We all know that protein plays a major role in our everyday lives. After all, proteins are considered the building blocks of life as every cell in the human body contains protein.
Since protein is one of three macronutrients that make up our diet, along with carbohydrates and fat, it’s extremely important that we’re consuming enough protein every day. But sometimes we might not be sure if we’re getting enough protein through our diet, leading us to wonder: Should I take a protein supplement? If you’ve ever asked yourself that question, we’ve got you covered with the Recommended Dietary Allowance (RDA), six reasons why you might want to consider protein supplementation, and the different types of protein powders available to you.
Why Do You Need Protein In Your Diet?
You need protein in your diet to help your body repair cells and make new ones, and to build and maintain your bones, muscles, and skin. Since your body doesn’t store protein in the same way that it stores fat or carbohydrates, it’s extremely important that you’re getting enough dietary protein, which is why you need to eat protein every day.
The basic structure of protein is a chain of amino acids. During digestion protein foods are broken down to provide your body with amino acids, in order to support good health In fact, your body needs a continual supply of amino acids[AF1] provided in adequate amounts to help maintain overall health and even maintain proper functioning of your muscles.
The three types of amino acids are essential, nonessential, and conditional. Essential amino acids cannot be made by the body and must be supplied by food. They’re found in animal sources like meats, milk, fish, and eggs, and they’re also found in plant sources such as soy, beans, legumes, nut butters, and certain grains. Nonessential amino acids are made by the body from essential amino acids, or in the normal breakdown of proteins, and conditional amino acids become important when we’re really stressed or sick.
How Much Protein Does Your Body Require?
While the amount of protein that your body requires depends on a variety of factors, such as age, sex, health, and physical activity level, the good news is that most Americans eat enough protein in their diet on their own.
The Recommended Dietary Allowance (RDA) is the average daily level of intake sufficient to meet the nutrient requirements of 97%-98% of all healthy people. The recommended protein for most sedentary people is 0.8 g of protein per kilogram of bodyweight per day and works out to be about 46 to 56 grams daily for women and men respectively.
Foods That Are Rich In Protein
Meat, poultry, and eggs; beans, peas and lentils; nuts, seeds, and soy products; and all foods made from seafood are part of the Protein Foods Group.
To get more of the nutrients that your body needs, it’s important to select a wide variety of protein foods. The best meat and poultry options are ones that are lean or low-fat, like lean ground beef, pork loin, or skinless chicken breasts, and when choosing seafood, go with options like salmon, anchovies, or trout, which are higher in beneficial omega-3 fatty acids and lower in methylmercury. If you’re a vegetarian, your options in the Protein Foods Group include beans, peas, and lentils, as well as nuts, seeds, and soy products.

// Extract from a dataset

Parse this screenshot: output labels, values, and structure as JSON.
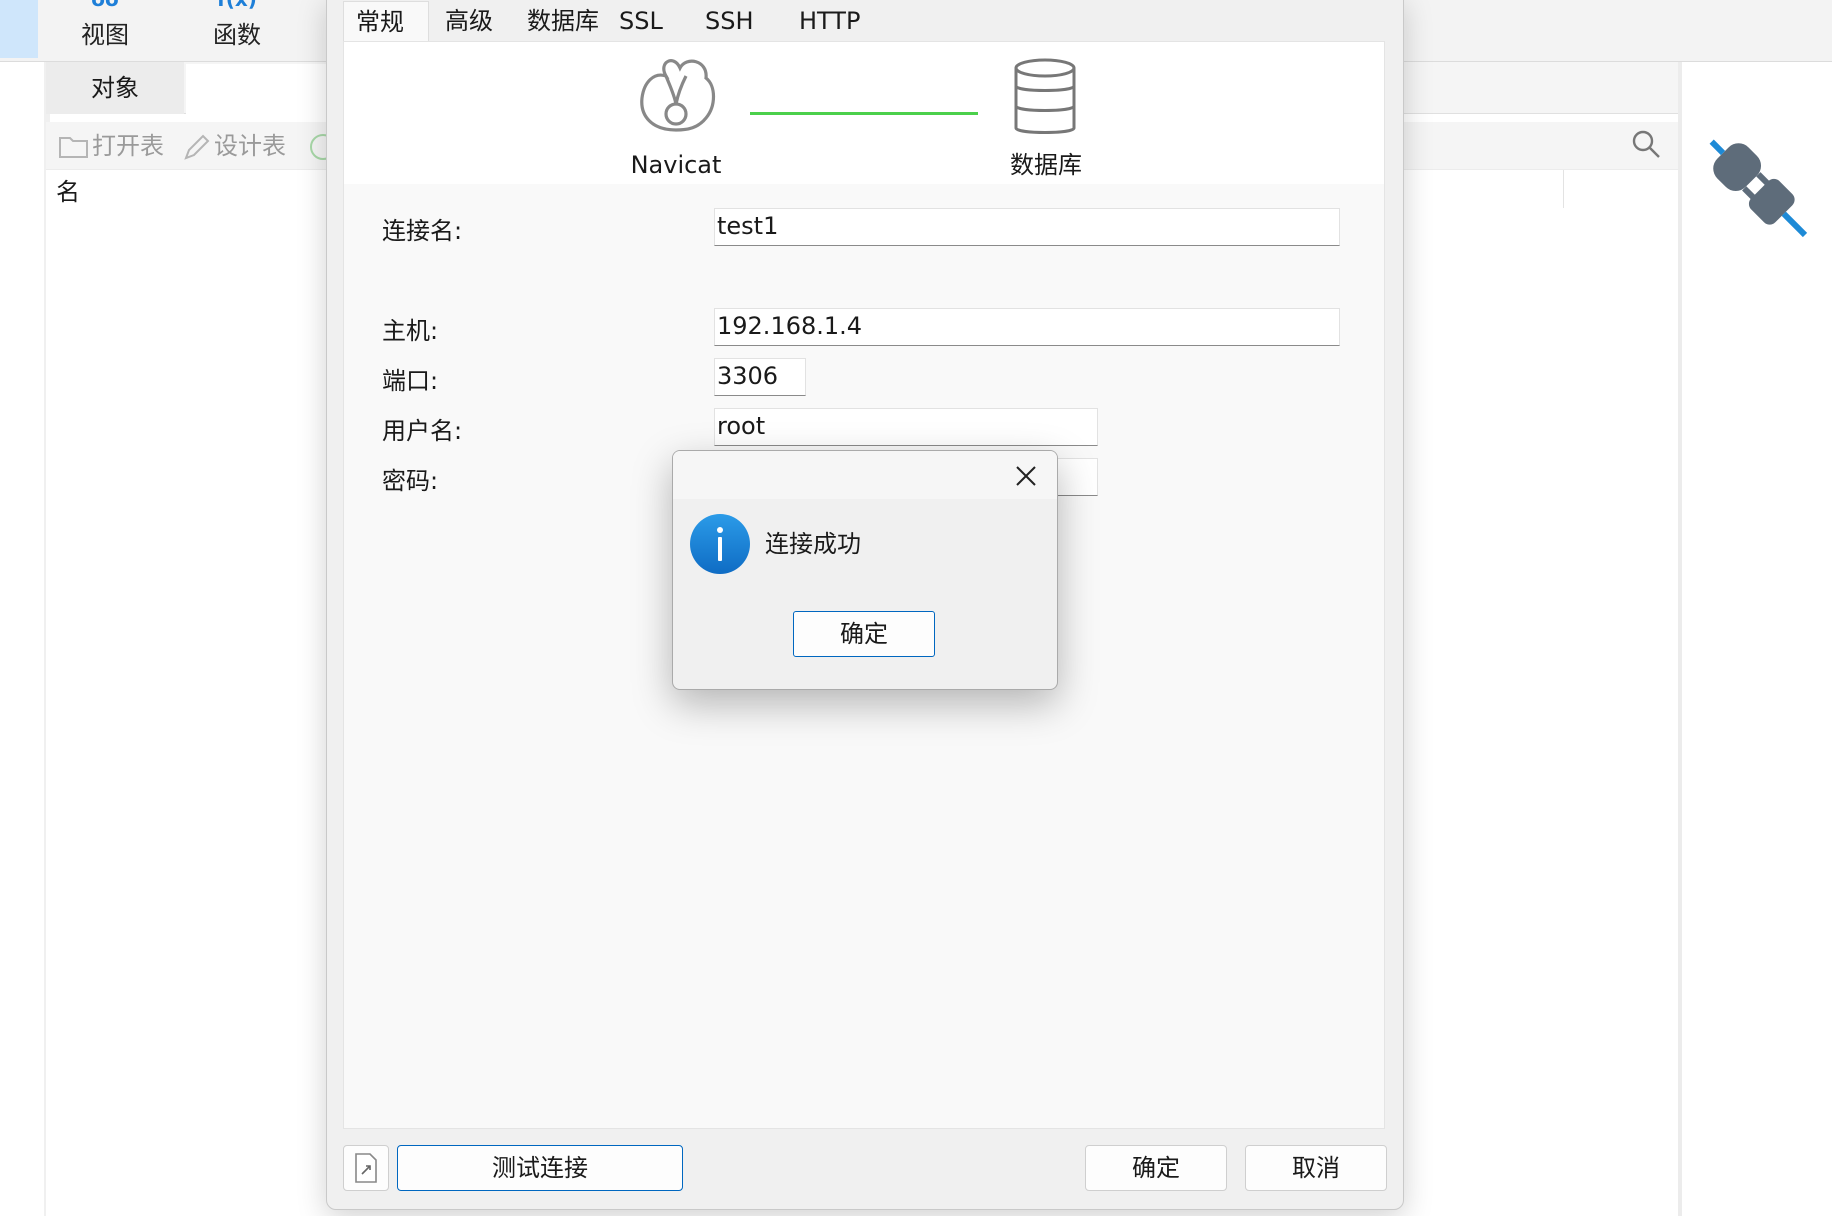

And to give you a little bit of a better idea about the amount of protein that certain foods have, one large egg has 6 grams of protein, one roasted chicken breast without skin contains 53 grams of protein, one cup of oats has 11 grams of protein, one 6-ounce container of Greek yogurt has 17 grams of protein, and one cup of cooked quinoa has 8 grams of protein.
4 Reasons That You Might Want To Consider Protein Supplementation
1. You’re starting a new workout program and are trying to build muscle.
Since protein is essential for muscle growth, it might be a good idea to incorporate protein powder into your workout regimen in order to meet your new protein needs.
2. You’re increasing the intensity and duration of your workouts and want to support recovery from muscle soreness after you exercise.
Protein supplementation post-workout has been shown to help people recover after a tough workout session, and potentially increase muscle and strength gain.
3. You’re vegan (or going vegan).
For vegans who find it challenging to meet the daily recommended intake of protein, you can use protein powder for added nutrition.
Rather than skipping breakfast because you don’t have enough time in the morning, you opt for a quick protein shake instead. If you’re considering supplementing your diet with protein powder, make sure to speak to your doctor or dietitian first to see if it’s a good idea for you. If you get the go-ahead from your healthcare professional, choose only high-quality products.
Purely Inspired® Organic Protein 100% Plant-Based Nutritional Shake provides you with a premium, vegan protein you can feel good about. It features an organic formula and includes the ingredients that meet the Purely Inspired commitment to pure ingredients, pure value.